build mental toughness

Dr. Rob Bell is a Sport psychology coach based in Indianapolis. He works with Indy Eleven Soccer and University of Notre Dame. He has five books on mental Toughness. Check out how to build mental toughness. 

 

1374619564_ray-lewis


Can We Hate Ourselves to Success?

Yes, It works! And it is powerful! Although I don’t have research to support this notion, HATE is probably the strongest motivator of all… Many successful people were driven and consumed by this over-arching motivation to prove others wrong!

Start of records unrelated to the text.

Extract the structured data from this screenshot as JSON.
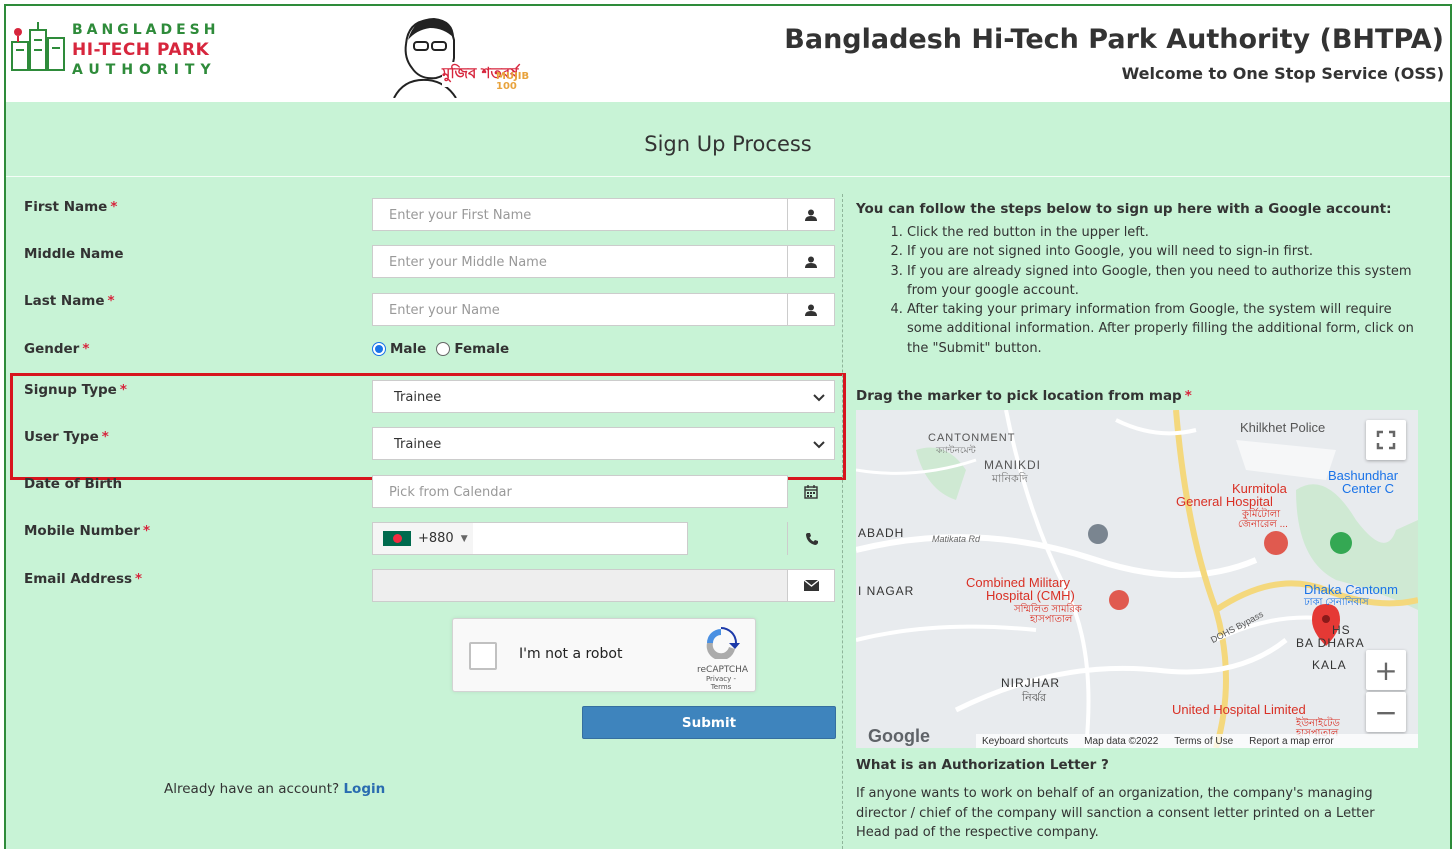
{
  "header": {
    "logo_line1": "BANGLADESH",
    "logo_line2": "HI-TECH PARK",
    "logo_line3": "AUTHORITY",
    "emblem_text": "মুজিব শতবর্ষ",
    "emblem_sub": "MUJIB 100",
    "title": "Bangladesh Hi-Tech Park Authority (BHTPA)",
    "subtitle": "Welcome to One Stop Service (OSS)"
  },
  "page_title": "Sign Up Process",
  "form": {
    "required_mark": "*",
    "first_name": {
      "label": "First Name",
      "placeholder": "Enter your First Name",
      "icon": "user-icon"
    },
    "middle_name": {
      "label": "Middle Name",
      "placeholder": "Enter your Middle Name",
      "icon": "user-icon"
    },
    "last_name": {
      "label": "Last Name",
      "placeholder": "Enter your Name",
      "icon": "user-icon"
    },
    "gender": {
      "label": "Gender",
      "options": [
        "Male",
        "Female"
      ],
      "selected": "Male"
    },
    "signup_type": {
      "label": "Signup Type",
      "value": "Trainee"
    },
    "user_type": {
      "label": "User Type",
      "value": "Trainee"
    },
    "dob": {
      "label": "Date of Birth",
      "placeholder": "Pick from Calendar",
      "icon": "calendar-icon"
    },
    "mobile": {
      "label": "Mobile Number",
      "country_code": "+880",
      "icon": "phone-icon"
    },
    "email": {
      "label": "Email Address",
      "icon": "envelope-icon"
    },
    "captcha": {
      "text": "I'm not a robot",
      "brand": "reCAPTCHA",
      "links": "Privacy - Terms"
    },
    "submit_label": "Submit",
    "already_text": "Already have an account?",
    "login_label": "Login"
  },
  "right": {
    "google_heading": "You can follow the steps below to sign up here with a Google account:",
    "steps": [
      "Click the red button in the upper left.",
      "If you are not signed into Google, you will need to sign-in first.",
      "If you are already signed into Google, then you need to authorize this system from your google account.",
      "After taking your primary information from Google, the system will require some additional information. After properly filling the additional form, click on the \"Submit\" button."
    ],
    "map_label": "Drag the marker to pick location from map",
    "auth_heading": "What is an Authorization Letter ?",
    "auth_text": "If anyone wants to work on behalf of an organization, the company's managing director / chief of the company will sanction a consent letter printed on a Letter Head pad of the respective company."
  },
  "map": {
    "places": {
      "cantonment": "CANTONMENT",
      "cantonment_bn": "ক্যান্টনমেন্ট",
      "manikdi": "MANIKDI",
      "manikdi_bn": "মানিকদি",
      "kurmitola": "Kurmitola",
      "kurmitola_hosp": "General Hospital",
      "kurmitola_bn": "কুর্মিটোলা",
      "kurmitola_bn2": "জেনারেল ...",
      "khilkhet": "Khilkhet Police",
      "bashundhara": "Bashundhar",
      "bashundhara2": "Center C",
      "abadh": "ABADH",
      "matikata": "Matikata Rd",
      "nagar": "I NAGAR",
      "cmh1": "Combined Military",
      "cmh2": "Hospital (CMH)",
      "cmh_bn1": "সম্মিলিত সামরিক",
      "cmh_bn2": "হাসপাতাল",
      "dhaka_canton": "Dhaka Cantonm",
      "dhaka_canton_bn": "ঢাকা সেনানিবাস",
      "dohs": "DOHS Bypass",
      "dhs": "HS",
      "bashundhara_r": "BA   DHARA",
      "kala": "KALA",
      "nirjhar": "NIRJHAR",
      "nirjhar_bn": "নির্ঝর",
      "united": "United Hospital Limited",
      "united_bn": "ইউনাইটেড",
      "united_bn2": "হাসপাতাল"
    },
    "google": "Google",
    "footer": [
      "Keyboard shortcuts",
      "Map data ©2022",
      "Terms of Use",
      "Report a map error"
    ],
    "zoom_in": "+",
    "zoom_out": "−"
  },
  "colors": {
    "background": "#c8f3d6",
    "border": "#2e8b3a",
    "submit": "#3e84bd",
    "required": "#d7263d",
    "highlight": "#d7141e",
    "link": "#2a6cb0"
  }
}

The hatred manifests itself with a belief that “I’m not good enough,” or ”It’s never good enough.” All perfectionists have this mentality. Future Hall of Fame linebacker, Ray Lewis, was driven by bitterness because his father was never around. As a kid, he would do push-ups and sit-ups until he passed out, as a way to deal with the pain.

This mentality of “never being good enough” and hatred is driven by a rage and burning desire to be successful, no matter what. Work Harder! Strive Harder!

It works, but this driver can also easily turn upon itself and become directed inward. It ends up like a torpedo shot from a submarine, which starts looking for any target. Anger directed inward becomes depression.

Unfortunately, this hatred is toxic and it will never lead to happiness. The motivation behind the striving and achieving is skewed. The unquenchable desire for success is that we just don’t like ourselves and we are not good enough. Our belief is that the only way we can become good enough is through our achievement. Life teaches us that we are actually going to lose more than we are ever going to win, and when we win, it’s not for very long.

Even the best athletes at the pinnacle of their success, winning a super bowl, Masters, or US Open can feel lacking…Bernhard Langer after winning the 1985 Masters stated, “I had just won the Masters, I’m driving to Hilton Head with my beautiful young wife, and I felt empty.”

Now, not many will admit that they don’t like themselves. It requires too much rigorous honesty.

The alternative is more difficult and actually requires more work, because we have hated ourselves for not being good enough our entire life. It’s all we know!

The only way to stop hating ourselves is to not judge ourselves. We are often the hanging judge over ourselves and after mistakes and setbacks would pass sentence, “off with our head.” I mean we would never talk to our loved one’s the way we would actually talk to ourselves.

The solution is the realization that we are good enough, we are sanctified, and we are righteous. We then begin to operate from a different set of beliefs. It doesn’t mean the striving ends, but the motivation now stems from a different place and one where we can make a lasting impact and one of significance.

Which mentality are you?

Click here to subscribe to my Friday Mental Toughness newsletter…

Dr. Rob Bell is a Sport Psychology Coach. His company DRB & associates is based in Indianapolis.  Some clients have included: University of Notre Dame, Marriott, and Walgreens. Check out the most recent book on Mental Toughness- Don’t Should on Your Kid: Build Their Mental Toughness